In a way, it can be used as a continuing education system - many people who really want to continue learning will have several mentors.
*MAJOR OPINION ALERT*
Ok, you have been warned.
Honestly, as mentors, we can't run other people's lives. I try the best I can with my students to help them with their reviews, but it would be impossible for me to teach each one everything about everything. We can only help with the reviews they submit to us during class, and once graduated their reviews are up to them. If they want continued help, many of us mentors let them know we'll be willing to help in the future, but it's up to the member to take advantage of that offer or not.
As for the question "Is it really enough to help them with 2 reviews and then send them on their way?" For a lot of people - no, it probably isn't "enough". They still may not be writing outstanding, EU reviews with no typos or errors. But what would be "enough" for everyone? And how would we measure "enough"? Perfect reviews every time? Is that even a reasonable expectation?
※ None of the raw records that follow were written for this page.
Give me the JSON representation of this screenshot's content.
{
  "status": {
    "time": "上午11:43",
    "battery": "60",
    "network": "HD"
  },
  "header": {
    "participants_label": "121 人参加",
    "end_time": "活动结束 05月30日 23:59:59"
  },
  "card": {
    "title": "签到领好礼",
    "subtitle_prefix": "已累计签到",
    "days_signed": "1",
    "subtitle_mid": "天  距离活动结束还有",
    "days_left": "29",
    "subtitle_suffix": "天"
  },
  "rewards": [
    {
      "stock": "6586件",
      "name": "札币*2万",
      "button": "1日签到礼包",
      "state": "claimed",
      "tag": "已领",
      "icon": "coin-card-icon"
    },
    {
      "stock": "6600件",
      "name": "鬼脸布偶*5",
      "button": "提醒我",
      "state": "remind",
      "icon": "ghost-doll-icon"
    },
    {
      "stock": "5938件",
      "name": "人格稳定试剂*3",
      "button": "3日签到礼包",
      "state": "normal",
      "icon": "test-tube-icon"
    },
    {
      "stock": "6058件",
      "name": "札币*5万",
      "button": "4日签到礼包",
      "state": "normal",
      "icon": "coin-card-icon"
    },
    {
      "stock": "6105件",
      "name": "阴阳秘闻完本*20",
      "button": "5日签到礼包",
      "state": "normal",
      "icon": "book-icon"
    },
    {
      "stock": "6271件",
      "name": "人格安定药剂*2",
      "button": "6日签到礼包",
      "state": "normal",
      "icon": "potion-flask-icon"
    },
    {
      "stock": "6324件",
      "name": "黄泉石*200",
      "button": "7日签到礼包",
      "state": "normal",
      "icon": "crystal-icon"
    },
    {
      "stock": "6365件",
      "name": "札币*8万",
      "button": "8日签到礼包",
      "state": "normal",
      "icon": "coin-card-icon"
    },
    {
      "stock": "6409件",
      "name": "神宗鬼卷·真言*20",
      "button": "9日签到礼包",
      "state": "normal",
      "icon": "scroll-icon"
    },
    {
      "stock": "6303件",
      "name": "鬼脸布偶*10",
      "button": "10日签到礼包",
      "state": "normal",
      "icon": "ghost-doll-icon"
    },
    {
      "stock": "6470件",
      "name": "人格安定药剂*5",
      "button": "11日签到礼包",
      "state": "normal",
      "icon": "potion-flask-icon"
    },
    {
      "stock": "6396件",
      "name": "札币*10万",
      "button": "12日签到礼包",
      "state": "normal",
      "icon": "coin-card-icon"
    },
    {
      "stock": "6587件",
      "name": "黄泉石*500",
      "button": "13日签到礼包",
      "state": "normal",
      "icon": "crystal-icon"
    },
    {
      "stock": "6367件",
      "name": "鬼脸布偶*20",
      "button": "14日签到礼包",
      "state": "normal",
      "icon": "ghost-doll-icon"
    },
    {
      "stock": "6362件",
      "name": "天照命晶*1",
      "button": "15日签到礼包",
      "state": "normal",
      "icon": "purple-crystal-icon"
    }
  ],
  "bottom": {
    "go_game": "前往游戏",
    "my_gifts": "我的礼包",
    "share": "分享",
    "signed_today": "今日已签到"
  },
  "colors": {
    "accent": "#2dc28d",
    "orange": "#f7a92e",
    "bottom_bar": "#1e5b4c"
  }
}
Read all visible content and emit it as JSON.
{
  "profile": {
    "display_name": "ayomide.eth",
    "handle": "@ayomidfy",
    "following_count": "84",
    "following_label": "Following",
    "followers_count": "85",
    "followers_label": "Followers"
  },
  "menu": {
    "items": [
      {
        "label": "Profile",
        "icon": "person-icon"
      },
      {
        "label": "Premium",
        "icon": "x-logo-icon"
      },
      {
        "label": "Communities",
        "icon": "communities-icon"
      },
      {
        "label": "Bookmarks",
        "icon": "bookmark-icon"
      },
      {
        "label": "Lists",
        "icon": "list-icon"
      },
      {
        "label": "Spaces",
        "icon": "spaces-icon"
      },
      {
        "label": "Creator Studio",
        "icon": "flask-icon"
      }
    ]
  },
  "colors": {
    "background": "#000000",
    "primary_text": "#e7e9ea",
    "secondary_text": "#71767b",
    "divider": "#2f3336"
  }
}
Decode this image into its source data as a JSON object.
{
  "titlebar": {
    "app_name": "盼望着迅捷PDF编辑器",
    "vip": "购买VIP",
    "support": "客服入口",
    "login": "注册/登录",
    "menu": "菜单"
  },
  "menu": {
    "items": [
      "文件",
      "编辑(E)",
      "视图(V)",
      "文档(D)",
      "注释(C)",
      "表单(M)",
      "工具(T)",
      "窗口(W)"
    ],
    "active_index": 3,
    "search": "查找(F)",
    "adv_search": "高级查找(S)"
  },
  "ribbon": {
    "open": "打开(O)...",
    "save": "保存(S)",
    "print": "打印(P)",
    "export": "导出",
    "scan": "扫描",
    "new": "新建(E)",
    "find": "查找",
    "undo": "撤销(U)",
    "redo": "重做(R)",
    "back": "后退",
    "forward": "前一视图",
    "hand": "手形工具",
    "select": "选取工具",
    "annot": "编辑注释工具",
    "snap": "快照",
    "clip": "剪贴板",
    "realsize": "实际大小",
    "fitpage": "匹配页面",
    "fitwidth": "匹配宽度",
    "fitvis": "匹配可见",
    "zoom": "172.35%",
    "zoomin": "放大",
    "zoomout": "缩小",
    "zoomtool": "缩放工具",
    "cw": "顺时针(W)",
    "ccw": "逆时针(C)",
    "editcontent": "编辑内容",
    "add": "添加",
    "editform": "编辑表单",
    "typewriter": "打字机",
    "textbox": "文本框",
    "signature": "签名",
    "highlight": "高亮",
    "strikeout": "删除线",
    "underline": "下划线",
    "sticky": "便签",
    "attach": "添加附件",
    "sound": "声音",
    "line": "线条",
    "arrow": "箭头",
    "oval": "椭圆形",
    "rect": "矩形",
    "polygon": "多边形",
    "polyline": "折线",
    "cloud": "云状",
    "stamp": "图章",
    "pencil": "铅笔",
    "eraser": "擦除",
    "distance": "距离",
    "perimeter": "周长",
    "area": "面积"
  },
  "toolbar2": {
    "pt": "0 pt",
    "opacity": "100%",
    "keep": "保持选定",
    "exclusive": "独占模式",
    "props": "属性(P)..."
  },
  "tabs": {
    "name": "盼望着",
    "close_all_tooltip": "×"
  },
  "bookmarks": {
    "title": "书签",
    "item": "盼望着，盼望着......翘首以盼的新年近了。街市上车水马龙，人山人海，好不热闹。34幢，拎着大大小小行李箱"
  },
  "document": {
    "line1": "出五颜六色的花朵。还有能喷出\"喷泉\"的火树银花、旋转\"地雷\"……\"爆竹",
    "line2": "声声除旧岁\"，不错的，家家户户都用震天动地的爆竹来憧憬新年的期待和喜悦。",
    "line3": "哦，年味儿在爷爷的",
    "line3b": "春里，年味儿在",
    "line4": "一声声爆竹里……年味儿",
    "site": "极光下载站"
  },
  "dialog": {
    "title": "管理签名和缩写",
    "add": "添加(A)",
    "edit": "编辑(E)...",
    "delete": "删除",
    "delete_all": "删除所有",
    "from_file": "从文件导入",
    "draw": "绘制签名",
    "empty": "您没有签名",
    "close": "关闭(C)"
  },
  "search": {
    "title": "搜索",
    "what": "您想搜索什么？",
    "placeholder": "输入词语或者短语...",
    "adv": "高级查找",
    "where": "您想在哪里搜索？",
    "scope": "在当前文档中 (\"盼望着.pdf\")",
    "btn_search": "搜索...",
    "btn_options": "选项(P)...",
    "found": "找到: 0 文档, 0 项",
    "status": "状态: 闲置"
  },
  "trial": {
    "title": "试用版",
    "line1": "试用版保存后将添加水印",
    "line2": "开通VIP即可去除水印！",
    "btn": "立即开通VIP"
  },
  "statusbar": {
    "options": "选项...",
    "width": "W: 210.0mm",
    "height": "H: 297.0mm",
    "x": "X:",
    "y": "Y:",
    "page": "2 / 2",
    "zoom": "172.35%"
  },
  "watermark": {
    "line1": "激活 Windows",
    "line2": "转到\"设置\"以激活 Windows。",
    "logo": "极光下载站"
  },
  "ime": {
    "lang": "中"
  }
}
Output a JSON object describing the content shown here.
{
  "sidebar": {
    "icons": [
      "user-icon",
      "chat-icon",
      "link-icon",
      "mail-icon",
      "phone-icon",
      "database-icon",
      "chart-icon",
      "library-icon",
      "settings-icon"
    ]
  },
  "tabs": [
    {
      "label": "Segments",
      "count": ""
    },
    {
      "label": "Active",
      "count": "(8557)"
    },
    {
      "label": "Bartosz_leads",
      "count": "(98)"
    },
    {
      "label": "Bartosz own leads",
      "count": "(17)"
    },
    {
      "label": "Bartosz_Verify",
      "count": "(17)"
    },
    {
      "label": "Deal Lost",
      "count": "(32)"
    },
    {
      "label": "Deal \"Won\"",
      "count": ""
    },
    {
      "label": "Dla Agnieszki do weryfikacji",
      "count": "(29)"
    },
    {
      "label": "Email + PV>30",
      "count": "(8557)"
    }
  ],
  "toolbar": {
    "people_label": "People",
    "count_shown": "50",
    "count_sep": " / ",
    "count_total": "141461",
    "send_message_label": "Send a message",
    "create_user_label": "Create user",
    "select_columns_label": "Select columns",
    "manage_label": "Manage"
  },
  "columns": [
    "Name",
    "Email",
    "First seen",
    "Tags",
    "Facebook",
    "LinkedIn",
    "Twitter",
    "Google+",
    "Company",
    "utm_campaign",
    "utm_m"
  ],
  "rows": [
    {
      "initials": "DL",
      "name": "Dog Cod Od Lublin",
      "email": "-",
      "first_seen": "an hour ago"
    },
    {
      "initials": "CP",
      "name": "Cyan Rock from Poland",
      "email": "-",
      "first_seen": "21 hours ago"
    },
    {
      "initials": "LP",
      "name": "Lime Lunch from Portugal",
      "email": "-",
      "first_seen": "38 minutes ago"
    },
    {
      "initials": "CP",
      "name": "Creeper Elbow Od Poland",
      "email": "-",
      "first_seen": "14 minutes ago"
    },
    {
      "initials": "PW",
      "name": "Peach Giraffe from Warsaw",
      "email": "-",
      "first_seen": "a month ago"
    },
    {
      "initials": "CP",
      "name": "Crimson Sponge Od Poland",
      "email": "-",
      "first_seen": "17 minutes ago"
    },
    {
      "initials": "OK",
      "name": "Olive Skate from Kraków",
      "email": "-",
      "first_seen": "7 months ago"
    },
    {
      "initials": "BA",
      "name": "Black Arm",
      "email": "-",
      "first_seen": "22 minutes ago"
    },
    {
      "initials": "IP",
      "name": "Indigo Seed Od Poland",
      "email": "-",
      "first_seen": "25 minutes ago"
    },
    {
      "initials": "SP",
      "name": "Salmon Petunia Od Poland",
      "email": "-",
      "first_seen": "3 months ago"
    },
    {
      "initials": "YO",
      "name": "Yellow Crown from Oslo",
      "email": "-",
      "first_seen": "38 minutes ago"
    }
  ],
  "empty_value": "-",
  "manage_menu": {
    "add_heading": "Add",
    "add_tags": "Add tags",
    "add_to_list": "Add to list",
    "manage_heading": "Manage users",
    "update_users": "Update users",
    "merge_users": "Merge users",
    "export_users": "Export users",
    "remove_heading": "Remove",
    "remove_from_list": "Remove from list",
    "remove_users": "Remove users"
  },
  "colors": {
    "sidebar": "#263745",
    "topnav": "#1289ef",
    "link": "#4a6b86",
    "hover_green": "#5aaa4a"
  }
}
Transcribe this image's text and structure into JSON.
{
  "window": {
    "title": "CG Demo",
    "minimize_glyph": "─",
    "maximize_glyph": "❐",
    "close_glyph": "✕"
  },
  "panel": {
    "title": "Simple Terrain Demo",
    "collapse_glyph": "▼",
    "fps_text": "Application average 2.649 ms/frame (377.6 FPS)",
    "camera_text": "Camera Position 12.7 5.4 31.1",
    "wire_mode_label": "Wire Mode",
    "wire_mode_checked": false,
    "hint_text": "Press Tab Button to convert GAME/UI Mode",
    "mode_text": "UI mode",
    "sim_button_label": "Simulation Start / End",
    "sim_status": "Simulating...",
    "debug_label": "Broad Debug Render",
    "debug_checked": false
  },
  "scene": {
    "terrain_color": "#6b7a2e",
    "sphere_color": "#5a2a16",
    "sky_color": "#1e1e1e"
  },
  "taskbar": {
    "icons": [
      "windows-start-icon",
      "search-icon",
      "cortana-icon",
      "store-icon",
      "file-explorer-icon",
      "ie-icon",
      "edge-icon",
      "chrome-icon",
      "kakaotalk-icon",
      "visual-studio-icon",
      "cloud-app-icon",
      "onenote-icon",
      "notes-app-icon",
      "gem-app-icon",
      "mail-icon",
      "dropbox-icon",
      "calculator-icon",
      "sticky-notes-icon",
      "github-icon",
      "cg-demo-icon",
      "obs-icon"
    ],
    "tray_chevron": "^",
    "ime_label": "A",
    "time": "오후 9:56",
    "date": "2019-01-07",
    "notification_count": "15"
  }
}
I know that a lot of us spend a lot of time and effort into mentoring students... but even so we can only do so much. Some mentors don't do much to help their students, and some students don't do much to really benefit from the help their mentors offer.
It's not a perfect system, and it never can be - because fallible people are involved in it. The mentor program as it stands now is still better than NO mentor program at all. (In my opinion, anyway.)
It helps new members learn the basic reviewing process, and then they have a foundation from which they can continue to learn - either by using other mentors, or by personally investigating things.
Also, when we see a less than perfect review, we have our vote with which to make a statement. If we see reviews, or posts on the forums with incorrect information in them - instead of blaming a mentor (who may or may not be responsible for said mistake) perhaps we could just take the initiative to nicely and kindly correct the mistake. The plus side of trying to be helpful is that we can get the Point Boosters on our accounts and earn more Eden Points for our normal actions around here.
To me, I prefer taking the attitude of "I'm here to help" rather than blaming mentors for not teaching a student absolutely everything we think they should know.
Your mileage may vary, and all that.